What is required: In the following listing, find the lines containing "subtitle" and report them.
___ Input data ___
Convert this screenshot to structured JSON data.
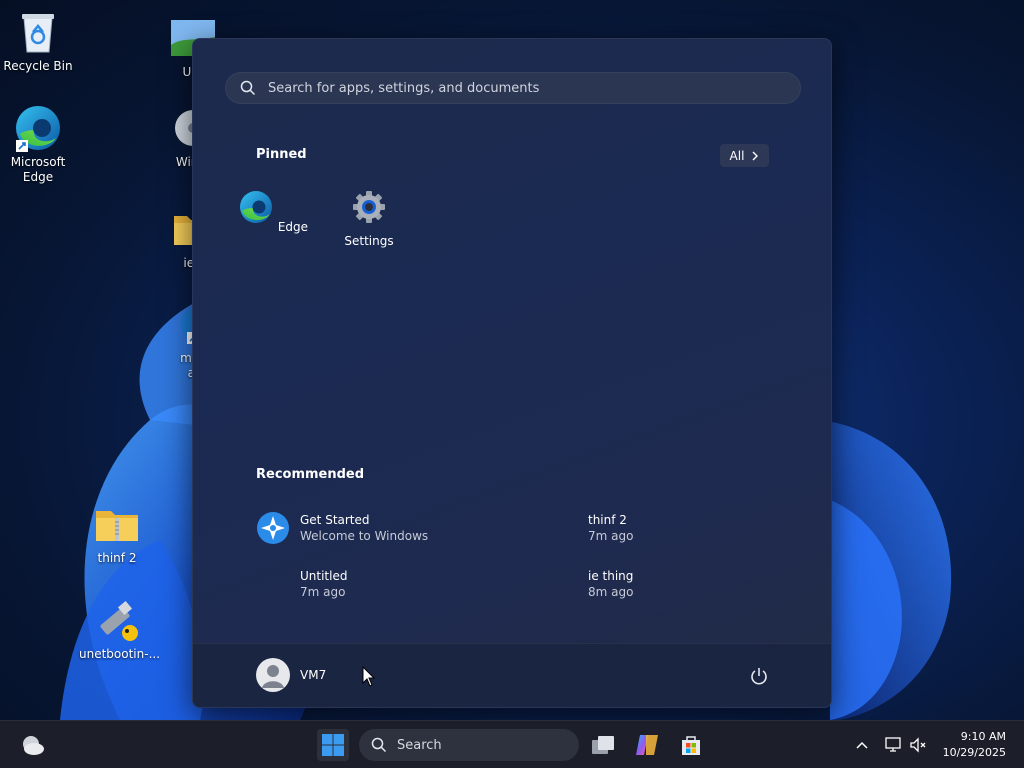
{
  "desktop": {
    "icons": [
      {
        "label": "Recycle Bin"
      },
      {
        "label": "Microsoft Edge"
      },
      {
        "label": "thinf 2"
      },
      {
        "label": "unetbootin-..."
      },
      {
        "label": "Unt"
      },
      {
        "label": "WinCl"
      },
      {
        "label": "ie t"
      },
      {
        "label": "mec"
      },
      {
        "label": "aj"
      }
    ]
  },
  "start_menu": {
    "search_placeholder": "Search for apps, settings, and documents",
    "pinned_title": "Pinned",
    "all_label": "All",
    "pinned": [
      {
        "label": "Edge",
        "icon": "edge-icon"
      },
      {
        "label": "Settings",
        "icon": "gear-icon"
      }
    ],
    "recommended_title": "Recommended",
    "recommended": [
      {
        "title": "Get Started",
        "subtitle": "Welcome to Windows"
      },
      {
        "title": "thinf 2",
        "subtitle": "7m ago"
      },
      {
        "title": "Untitled",
        "subtitle": "7m ago"
      },
      {
        "title": "ie thing",
        "subtitle": "8m ago"
      }
    ],
    "user_name": "VM7"
  },
  "taskbar": {
    "search_label": "Search",
    "time": "9:10 AM",
    "date": "10/29/2025"
  },
  "colors": {
    "accent": "#3a8ee6",
    "start_bg": "#1c2a4d",
    "taskbar_bg": "#1c1f29"
  }
}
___
Solution for this problem:
        "subtitle": "Welcome to Windows"
        "subtitle": "7m ago"
        "subtitle": "7m ago"
        "subtitle": "8m ago"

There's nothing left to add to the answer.